BRICK TOWNSHIP — With the appointment of a new superintendent, the board of education aims to bring stability to a school district that has had four superintendents since 2015.

“This ends a long and difficult process to finally appoint a new superintendent,” Stephanie Wohlrab, president of the board, said.

“The intent of the board through this process is to find a candidate that is committed to improving the educational experience of our students and bring stability to the district’s leadership. This is the first step to achieve that goal.”

At the board’s meeting on Thursday, April 12, members voted to appoint Gerard Dalton, assistant superintendent for pupil services and planning at West Windsor-Plainsboro Regional School District, to the top job in the Brick Township School District.

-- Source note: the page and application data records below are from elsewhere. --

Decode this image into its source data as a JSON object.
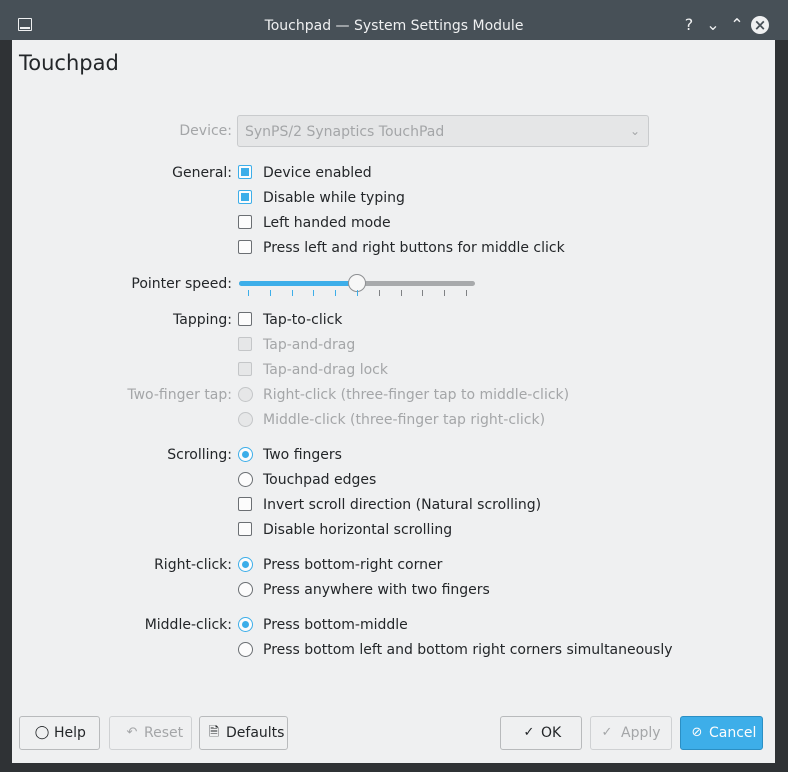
{
  "window": {
    "title": "Touchpad — System Settings Module",
    "controls": {
      "help": "?",
      "minimize": "⌄",
      "maximize": "⌃",
      "close": "×"
    }
  },
  "page_title": "Touchpad",
  "device": {
    "label": "Device:",
    "value": "SynPS/2 Synaptics TouchPad"
  },
  "general": {
    "label": "General:",
    "options": [
      {
        "label": "Device enabled",
        "checked": true
      },
      {
        "label": "Disable while typing",
        "checked": true
      },
      {
        "label": "Left handed mode",
        "checked": false
      },
      {
        "label": "Press left and right buttons for middle click",
        "checked": false
      }
    ]
  },
  "pointer_speed": {
    "label": "Pointer speed:",
    "value_fraction": 0.5,
    "ticks": 11
  },
  "tapping": {
    "label": "Tapping:",
    "options": [
      {
        "label": "Tap-to-click",
        "checked": false,
        "enabled": true
      },
      {
        "label": "Tap-and-drag",
        "checked": false,
        "enabled": false
      },
      {
        "label": "Tap-and-drag lock",
        "checked": false,
        "enabled": false
      }
    ]
  },
  "two_finger_tap": {
    "label": "Two-finger tap:",
    "options": [
      {
        "label": "Right-click (three-finger tap to middle-click)",
        "selected": false,
        "enabled": false
      },
      {
        "label": "Middle-click (three-finger tap right-click)",
        "selected": false,
        "enabled": false
      }
    ]
  },
  "scrolling": {
    "label": "Scrolling:",
    "radios": [
      {
        "label": "Two fingers",
        "selected": true
      },
      {
        "label": "Touchpad edges",
        "selected": false
      }
    ],
    "checks": [
      {
        "label": "Invert scroll direction (Natural scrolling)",
        "checked": false
      },
      {
        "label": "Disable horizontal scrolling",
        "checked": false
      }
    ]
  },
  "right_click": {
    "label": "Right-click:",
    "options": [
      {
        "label": "Press bottom-right corner",
        "selected": true
      },
      {
        "label": "Press anywhere with two fingers",
        "selected": false
      }
    ]
  },
  "middle_click": {
    "label": "Middle-click:",
    "options": [
      {
        "label": "Press bottom-middle",
        "selected": true
      },
      {
        "label": "Press bottom left and bottom right corners simultaneously",
        "selected": false
      }
    ]
  },
  "buttons": {
    "help": "Help",
    "reset": "Reset",
    "defaults": "Defaults",
    "ok": "OK",
    "apply": "Apply",
    "cancel": "Cancel"
  },
  "colors": {
    "accent": "#3daee9",
    "titlebar": "#475057",
    "window_bg": "#eff0f1"
  }
}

The district has been without a long-term superintendent since Walter Uszenski was suspended in 2015 after being charged by the Ocean County Prosecutor’s Office with concocting a plot to obtain special education and transportation services for his grandchild, among other charges which were ultimately dismissed.

Since then, the role had been filled by an acting superintendent. With the exception of board member John Lamela, who abstained from the vote, all members on the dais voted to appoint Mr. Dalton to a four-year contract. He will start on July 1, replacing Acting Superintendent Dennis Filippone-.

The new superintendent is expected to make $190,000 in his first year with the district. Over the four years of the contract, that amount is expected to increase every year to $193,145 in the 2019-2020 school year, $196,343 in the 2020-2021 school year and $196,684 in the 2021 and 2022 school year.

According to Ms. Wohlrab, the district was impressed by Mr. Dalton’s references as well as his vision.

“He was dynamic in the interview, his qualifications, his ideas, his concepts that we discussed with him were right in line with how we as a board would like to see Brick move forward,” she said.

A graduate of Kearny High School, Mr. Dalton has a Bachelor of Science degree and a Master of Arts degree in educational leadership and administration from Saint Peter’s University. He has been a teacher, and principal, at several school districts throughout the state, including at Newark Public Schools, Warren Township Schools, Chester Township Schools, Lebanon Borough School, Clinton Township School and the Clinton Township School District before going on to West Windsor-Plainsboro.

There, he spent three years as a middle school principal and nearly five years as an assistant superintendent.

Mr. Dalton said he was “humbled” to join the district. In an interview later that night, he acknowledged there will have to be some adjustment period.

“I have already worked with the board on a transition plan so I think in the first six months or so to a year is working on the transition and the transition is building relationships and building my knowledge of the district,” Mr. Dalton said.

“I can’t jump into making recommendations or anything without building relationships and knowledge.”

According to officials, they have tremendous faith in the new hire.

“I think if you have a candidate that you have faith in, that if you believe going through the process that they are the right person to drive the district forward and if you could tie him up for a year longer, tie him up for a year longer,” Mr. Filippone said.

According to Ben Montegro, the board attorney, “by law the statute is a minimum three-year contract, maximum five-year.”

Comparing the West Windsor-Plainsboro Regional School District to the Brick Township School District, the two are quite similar.

There are 12 schools in the district, with 10 schools in West Windsor-Plainsboro. According to information from the New Jersey Department of Education, for the 2017-2018 school year the district had 8,633 students compared to the 9,692 students at West Windsor.

For more on this story, read The Ocean Star—on newsstands Friday or online in our e-Edition.